Top of DATA TO EXAMINE
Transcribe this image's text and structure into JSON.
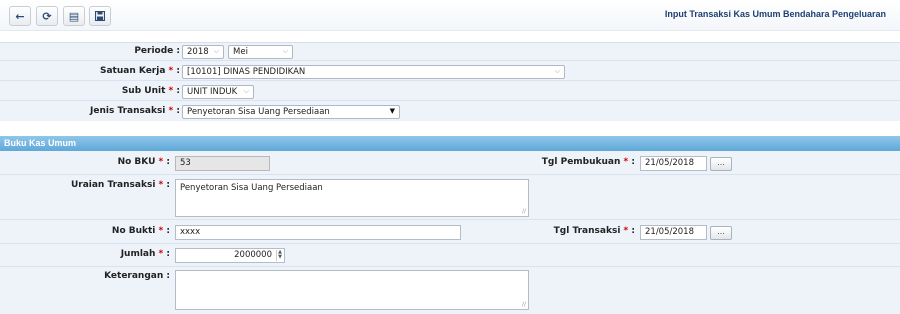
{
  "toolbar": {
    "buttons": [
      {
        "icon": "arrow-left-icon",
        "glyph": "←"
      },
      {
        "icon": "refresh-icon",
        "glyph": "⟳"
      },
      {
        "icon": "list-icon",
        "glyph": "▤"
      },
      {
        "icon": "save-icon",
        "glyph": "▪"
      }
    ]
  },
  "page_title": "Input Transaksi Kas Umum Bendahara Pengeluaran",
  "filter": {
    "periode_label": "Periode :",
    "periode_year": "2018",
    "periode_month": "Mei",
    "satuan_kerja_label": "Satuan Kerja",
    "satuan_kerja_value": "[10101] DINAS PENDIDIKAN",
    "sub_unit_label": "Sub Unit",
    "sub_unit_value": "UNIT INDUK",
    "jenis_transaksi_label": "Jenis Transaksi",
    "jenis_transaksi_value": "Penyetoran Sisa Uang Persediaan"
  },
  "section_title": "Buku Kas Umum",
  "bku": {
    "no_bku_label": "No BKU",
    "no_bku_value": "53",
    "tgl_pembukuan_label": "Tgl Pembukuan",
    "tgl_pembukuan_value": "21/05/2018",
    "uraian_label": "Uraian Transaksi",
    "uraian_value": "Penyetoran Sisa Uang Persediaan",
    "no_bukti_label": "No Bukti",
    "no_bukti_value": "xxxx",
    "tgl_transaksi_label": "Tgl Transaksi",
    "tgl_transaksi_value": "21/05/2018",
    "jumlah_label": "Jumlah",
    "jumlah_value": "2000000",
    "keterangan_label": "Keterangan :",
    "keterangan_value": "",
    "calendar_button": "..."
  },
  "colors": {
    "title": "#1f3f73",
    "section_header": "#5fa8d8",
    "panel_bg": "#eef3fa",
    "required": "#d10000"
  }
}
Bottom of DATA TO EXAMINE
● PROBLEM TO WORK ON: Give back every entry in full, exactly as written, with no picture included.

● FINAL ANSWER:
Transcribe this image's text and structure into JSON.
{
  "toolbar": {
    "buttons": [
      {
        "icon": "arrow-left-icon",
        "glyph": "←"
      },
      {
        "icon": "refresh-icon",
        "glyph": "⟳"
      },
      {
        "icon": "list-icon",
        "glyph": "▤"
      },
      {
        "icon": "save-icon",
        "glyph": "▪"
      }
    ]
  },
  "page_title": "Input Transaksi Kas Umum Bendahara Pengeluaran",
  "filter": {
    "periode_label": "Periode :",
    "periode_year": "2018",
    "periode_month": "Mei",
    "satuan_kerja_label": "Satuan Kerja",
    "satuan_kerja_value": "[10101] DINAS PENDIDIKAN",
    "sub_unit_label": "Sub Unit",
    "sub_unit_value": "UNIT INDUK",
    "jenis_transaksi_label": "Jenis Transaksi",
    "jenis_transaksi_value": "Penyetoran Sisa Uang Persediaan"
  },
  "section_title": "Buku Kas Umum",
  "bku": {
    "no_bku_label": "No BKU",
    "no_bku_value": "53",
    "tgl_pembukuan_label": "Tgl Pembukuan",
    "tgl_pembukuan_value": "21/05/2018",
    "uraian_label": "Uraian Transaksi",
    "uraian_value": "Penyetoran Sisa Uang Persediaan",
    "no_bukti_label": "No Bukti",
    "no_bukti_value": "xxxx",
    "tgl_transaksi_label": "Tgl Transaksi",
    "tgl_transaksi_value": "21/05/2018",
    "jumlah_label": "Jumlah",
    "jumlah_value": "2000000",
    "keterangan_label": "Keterangan :",
    "keterangan_value": "",
    "calendar_button": "..."
  },
  "colors": {
    "title": "#1f3f73",
    "section_header": "#5fa8d8",
    "panel_bg": "#eef3fa",
    "required": "#d10000"
  }
}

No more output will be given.